The type of solar panel chosen is an essential factor. Efficiency, life expectancy, and design are critical considerations. Higher efficiency and longer life expectancy panels may have a higher upfront cost but could be more cost-effective in the long run. The design of the panels also affects the space they occupy and their flexibility in attaching to different structures.
The three major types of solar panels are monocrystalline, polycrystalline, and thin film. Monocrystalline panels, made of high-purity silicon, offer top performance in a compact size, costing around $1 to $1.50 per watt and lasting up to 40 years. Polycrystalline panels, made of melted and molded silicon, are slightly less energy efficient but occupy a similar amount of space. They cost $0.70 to $1 per watt and have a lifespan of 25 to 30 years. Thin film panels are the most flexible option, suitable for various shapes and angles. They cost between $1 and $1.50 per watt but have a shorter lifespan of 10 to 20 years.
Size and Number
The number of panels required also impacts the overall cost. Most homes typically need around 20 to 25 panels for full power, but this can vary from 15 to 34 depending on the energy goals and available space. Higher-efficiency panels, like Anker solar panels with a conversion efficiency of 23%, can maximize energy production in limited installation spaces, but they may come at a higher cost.
Location is another influential factor. Areas with less sunlight or cloudy climates may incur higher costs due to factors like labor expenses and local incentives. The cost of living also varies from state to state, with some states having more competitive prices for solar panel installation.

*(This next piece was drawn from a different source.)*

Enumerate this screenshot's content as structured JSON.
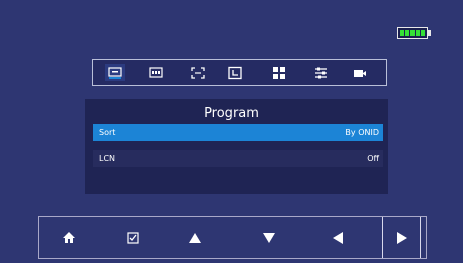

Installation and Labor Expenses
Labor costs are a significant component of the total installation cost. Hiring an experienced professional is crucial, with an average budget of $0.50 per watt for labor. However, this estimate does not include permits or additional technology costs.
In summary, solar panel installation costs range from $2.50 to $3.50 per watt, encompassing material costs, labor expenses, and other factors. For a general American home, they need power of 7500W, so the estimated cost for the solar panel installation would range between $18,750 and $26,250.
How Much Electricity Bills Will Solar Panels Save? And When They Pay It Off?
To provide a rough estimate, let's assume an average cost of $3 per watt for the solar panel installation and consider the lower end of the range mentioned earlier.
7500 watts * $3 per watt = $22,500 (estimated cost)
Suppose the household's average monthly electricity bill prior to installing solar panels was $150. With solar panels, this bill could be significantly reduced or even eliminated, depending on the factors mentioned earlier. Let's conservatively estimate a 50% reduction in monthly electricity expenses, resulting in $75 in savings per month.
To calculate the payback period, divide the estimated cost of the installation by the monthly savings:
$22,500 / $75 per month = 300 months
Therefore, based on these estimates, it would take approximately 300 months (or 25 years) to recoup the initial investment in solar panels through electricity bill savings. It's important to note that this solar panels calculation is a simplified estimate and does not consider factors such as inflation, changes in electricity rates, maintenance costs, or potential incentives or tax credits that could shorten the payback period.
Investing in solar panels is a significant decision that can have long-term financial and environmental benefits. When choosing the right solar panel size, consider your energy requirements and available roof space. Calculate the number of panels needed based on your monthly electricity consumption and don’t forget the solar panel output calculator. Understand the cost factors involved, such as panel types, efficiency, size, and installation expenses. Additionally, evaluate the potential savings on electricity bills and the payback period to assess the financial feasibility. By considering these factors comprehensively, you can make an informed decision that aligns with your energy goals and budget.